=== Begin Enclosure ===

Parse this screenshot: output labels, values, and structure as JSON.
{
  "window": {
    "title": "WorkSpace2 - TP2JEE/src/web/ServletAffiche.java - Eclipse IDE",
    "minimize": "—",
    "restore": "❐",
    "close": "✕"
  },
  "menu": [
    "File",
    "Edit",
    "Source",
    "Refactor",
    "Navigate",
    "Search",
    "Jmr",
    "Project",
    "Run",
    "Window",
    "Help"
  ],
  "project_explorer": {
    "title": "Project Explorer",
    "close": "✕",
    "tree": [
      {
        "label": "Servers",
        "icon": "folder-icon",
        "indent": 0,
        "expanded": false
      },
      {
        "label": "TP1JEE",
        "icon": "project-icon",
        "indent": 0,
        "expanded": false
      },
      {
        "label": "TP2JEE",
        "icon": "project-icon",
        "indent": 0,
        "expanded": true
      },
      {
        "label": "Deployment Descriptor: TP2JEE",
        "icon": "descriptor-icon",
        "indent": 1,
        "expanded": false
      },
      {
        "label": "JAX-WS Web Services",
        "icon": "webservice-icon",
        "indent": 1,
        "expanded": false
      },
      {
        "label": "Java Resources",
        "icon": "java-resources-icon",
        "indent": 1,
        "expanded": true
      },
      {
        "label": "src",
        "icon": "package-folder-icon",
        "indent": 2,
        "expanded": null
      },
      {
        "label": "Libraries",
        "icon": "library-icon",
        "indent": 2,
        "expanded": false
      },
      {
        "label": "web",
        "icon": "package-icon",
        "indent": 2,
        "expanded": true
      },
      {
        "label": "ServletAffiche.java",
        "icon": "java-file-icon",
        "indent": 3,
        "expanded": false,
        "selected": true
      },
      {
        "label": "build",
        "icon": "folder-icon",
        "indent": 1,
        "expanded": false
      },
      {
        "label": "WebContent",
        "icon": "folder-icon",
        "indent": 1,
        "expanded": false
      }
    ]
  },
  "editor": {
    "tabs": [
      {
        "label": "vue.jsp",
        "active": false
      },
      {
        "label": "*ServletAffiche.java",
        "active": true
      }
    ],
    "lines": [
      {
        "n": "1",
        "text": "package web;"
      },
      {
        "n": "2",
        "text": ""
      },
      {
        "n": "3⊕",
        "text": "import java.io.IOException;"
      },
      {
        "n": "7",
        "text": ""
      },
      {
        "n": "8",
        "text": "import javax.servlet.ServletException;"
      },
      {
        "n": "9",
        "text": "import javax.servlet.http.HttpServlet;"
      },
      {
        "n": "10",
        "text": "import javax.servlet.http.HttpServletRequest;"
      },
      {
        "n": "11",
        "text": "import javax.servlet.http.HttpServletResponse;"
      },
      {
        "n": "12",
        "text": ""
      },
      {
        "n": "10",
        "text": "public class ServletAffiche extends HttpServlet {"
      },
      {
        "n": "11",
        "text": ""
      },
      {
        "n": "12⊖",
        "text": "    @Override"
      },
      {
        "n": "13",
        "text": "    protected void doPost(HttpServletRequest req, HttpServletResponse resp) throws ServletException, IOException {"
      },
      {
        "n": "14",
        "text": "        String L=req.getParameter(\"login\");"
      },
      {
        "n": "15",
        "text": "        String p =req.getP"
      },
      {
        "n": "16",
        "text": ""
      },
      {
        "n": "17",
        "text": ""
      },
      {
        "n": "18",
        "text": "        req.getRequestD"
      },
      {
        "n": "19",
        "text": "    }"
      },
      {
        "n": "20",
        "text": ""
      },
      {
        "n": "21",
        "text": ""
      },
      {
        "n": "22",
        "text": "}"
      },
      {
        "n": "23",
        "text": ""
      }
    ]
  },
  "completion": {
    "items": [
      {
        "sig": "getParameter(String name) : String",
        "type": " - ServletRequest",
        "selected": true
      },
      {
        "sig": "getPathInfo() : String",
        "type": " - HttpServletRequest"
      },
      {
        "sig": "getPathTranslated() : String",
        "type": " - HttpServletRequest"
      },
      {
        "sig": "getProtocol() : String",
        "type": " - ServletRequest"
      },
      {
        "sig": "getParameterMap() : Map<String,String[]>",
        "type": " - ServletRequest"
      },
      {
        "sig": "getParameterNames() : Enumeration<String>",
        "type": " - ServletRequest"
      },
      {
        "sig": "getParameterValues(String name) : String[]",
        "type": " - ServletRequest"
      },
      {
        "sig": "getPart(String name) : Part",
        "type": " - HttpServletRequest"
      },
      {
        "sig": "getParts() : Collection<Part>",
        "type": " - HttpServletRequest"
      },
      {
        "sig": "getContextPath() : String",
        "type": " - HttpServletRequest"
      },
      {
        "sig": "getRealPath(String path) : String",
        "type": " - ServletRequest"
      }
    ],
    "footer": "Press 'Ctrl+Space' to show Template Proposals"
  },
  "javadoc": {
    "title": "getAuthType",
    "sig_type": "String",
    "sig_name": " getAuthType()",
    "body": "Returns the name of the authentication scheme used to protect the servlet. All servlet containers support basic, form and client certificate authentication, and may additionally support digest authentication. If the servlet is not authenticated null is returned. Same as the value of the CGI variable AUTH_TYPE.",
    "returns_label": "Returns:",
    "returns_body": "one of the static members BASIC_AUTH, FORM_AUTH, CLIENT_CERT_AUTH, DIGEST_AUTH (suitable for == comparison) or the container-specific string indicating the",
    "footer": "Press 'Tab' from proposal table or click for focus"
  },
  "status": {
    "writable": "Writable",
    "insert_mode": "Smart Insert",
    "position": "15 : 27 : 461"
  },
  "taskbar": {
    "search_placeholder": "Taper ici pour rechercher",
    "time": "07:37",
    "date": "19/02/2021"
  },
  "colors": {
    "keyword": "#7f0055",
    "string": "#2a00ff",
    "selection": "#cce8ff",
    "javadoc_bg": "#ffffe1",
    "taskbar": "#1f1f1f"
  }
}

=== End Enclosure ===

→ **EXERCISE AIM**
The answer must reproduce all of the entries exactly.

→ **ANSWER**
Parse this screenshot: output labels, values, and structure as JSON.
{
  "window": {
    "title": "WorkSpace2 - TP2JEE/src/web/ServletAffiche.java - Eclipse IDE",
    "minimize": "—",
    "restore": "❐",
    "close": "✕"
  },
  "menu": [
    "File",
    "Edit",
    "Source",
    "Refactor",
    "Navigate",
    "Search",
    "Jmr",
    "Project",
    "Run",
    "Window",
    "Help"
  ],
  "project_explorer": {
    "title": "Project Explorer",
    "close": "✕",
    "tree": [
      {
        "label": "Servers",
        "icon": "folder-icon",
        "indent": 0,
        "expanded": false
      },
      {
        "label": "TP1JEE",
        "icon": "project-icon",
        "indent": 0,
        "expanded": false
      },
      {
        "label": "TP2JEE",
        "icon": "project-icon",
        "indent": 0,
        "expanded": true
      },
      {
        "label": "Deployment Descriptor: TP2JEE",
        "icon": "descriptor-icon",
        "indent": 1,
        "expanded": false
      },
      {
        "label": "JAX-WS Web Services",
        "icon": "webservice-icon",
        "indent": 1,
        "expanded": false
      },
      {
        "label": "Java Resources",
        "icon": "java-resources-icon",
        "indent": 1,
        "expanded": true
      },
      {
        "label": "src",
        "icon": "package-folder-icon",
        "indent": 2,
        "expanded": null
      },
      {
        "label": "Libraries",
        "icon": "library-icon",
        "indent": 2,
        "expanded": false
      },
      {
        "label": "web",
        "icon": "package-icon",
        "indent": 2,
        "expanded": true
      },
      {
        "label": "ServletAffiche.java",
        "icon": "java-file-icon",
        "indent": 3,
        "expanded": false,
        "selected": true
      },
      {
        "label": "build",
        "icon": "folder-icon",
        "indent": 1,
        "expanded": false
      },
      {
        "label": "WebContent",
        "icon": "folder-icon",
        "indent": 1,
        "expanded": false
      }
    ]
  },
  "editor": {
    "tabs": [
      {
        "label": "vue.jsp",
        "active": false
      },
      {
        "label": "*ServletAffiche.java",
        "active": true
      }
    ],
    "lines": [
      {
        "n": "1",
        "text": "package web;"
      },
      {
        "n": "2",
        "text": ""
      },
      {
        "n": "3⊕",
        "text": "import java.io.IOException;"
      },
      {
        "n": "7",
        "text": ""
      },
      {
        "n": "8",
        "text": "import javax.servlet.ServletException;"
      },
      {
        "n": "9",
        "text": "import javax.servlet.http.HttpServlet;"
      },
      {
        "n": "10",
        "text": "import javax.servlet.http.HttpServletRequest;"
      },
      {
        "n": "11",
        "text": "import javax.servlet.http.HttpServletResponse;"
      },
      {
        "n": "12",
        "text": ""
      },
      {
        "n": "10",
        "text": "public class ServletAffiche extends HttpServlet {"
      },
      {
        "n": "11",
        "text": ""
      },
      {
        "n": "12⊖",
        "text": "    @Override"
      },
      {
        "n": "13",
        "text": "    protected void doPost(HttpServletRequest req, HttpServletResponse resp) throws ServletException, IOException {"
      },
      {
        "n": "14",
        "text": "        String L=req.getParameter(\"login\");"
      },
      {
        "n": "15",
        "text": "        String p =req.getP"
      },
      {
        "n": "16",
        "text": ""
      },
      {
        "n": "17",
        "text": ""
      },
      {
        "n": "18",
        "text": "        req.getRequestD"
      },
      {
        "n": "19",
        "text": "    }"
      },
      {
        "n": "20",
        "text": ""
      },
      {
        "n": "21",
        "text": ""
      },
      {
        "n": "22",
        "text": "}"
      },
      {
        "n": "23",
        "text": ""
      }
    ]
  },
  "completion": {
    "items": [
      {
        "sig": "getParameter(String name) : String",
        "type": " - ServletRequest",
        "selected": true
      },
      {
        "sig": "getPathInfo() : String",
        "type": " - HttpServletRequest"
      },
      {
        "sig": "getPathTranslated() : String",
        "type": " - HttpServletRequest"
      },
      {
        "sig": "getProtocol() : String",
        "type": " - ServletRequest"
      },
      {
        "sig": "getParameterMap() : Map<String,String[]>",
        "type": " - ServletRequest"
      },
      {
        "sig": "getParameterNames() : Enumeration<String>",
        "type": " - ServletRequest"
      },
      {
        "sig": "getParameterValues(String name) : String[]",
        "type": " - ServletRequest"
      },
      {
        "sig": "getPart(String name) : Part",
        "type": " - HttpServletRequest"
      },
      {
        "sig": "getParts() : Collection<Part>",
        "type": " - HttpServletRequest"
      },
      {
        "sig": "getContextPath() : String",
        "type": " - HttpServletRequest"
      },
      {
        "sig": "getRealPath(String path) : String",
        "type": " - ServletRequest"
      }
    ],
    "footer": "Press 'Ctrl+Space' to show Template Proposals"
  },
  "javadoc": {
    "title": "getAuthType",
    "sig_type": "String",
    "sig_name": " getAuthType()",
    "body": "Returns the name of the authentication scheme used to protect the servlet. All servlet containers support basic, form and client certificate authentication, and may additionally support digest authentication. If the servlet is not authenticated null is returned. Same as the value of the CGI variable AUTH_TYPE.",
    "returns_label": "Returns:",
    "returns_body": "one of the static members BASIC_AUTH, FORM_AUTH, CLIENT_CERT_AUTH, DIGEST_AUTH (suitable for == comparison) or the container-specific string indicating the",
    "footer": "Press 'Tab' from proposal table or click for focus"
  },
  "status": {
    "writable": "Writable",
    "insert_mode": "Smart Insert",
    "position": "15 : 27 : 461"
  },
  "taskbar": {
    "search_placeholder": "Taper ici pour rechercher",
    "time": "07:37",
    "date": "19/02/2021"
  },
  "colors": {
    "keyword": "#7f0055",
    "string": "#2a00ff",
    "selection": "#cce8ff",
    "javadoc_bg": "#ffffe1",
    "taskbar": "#1f1f1f"
  }
}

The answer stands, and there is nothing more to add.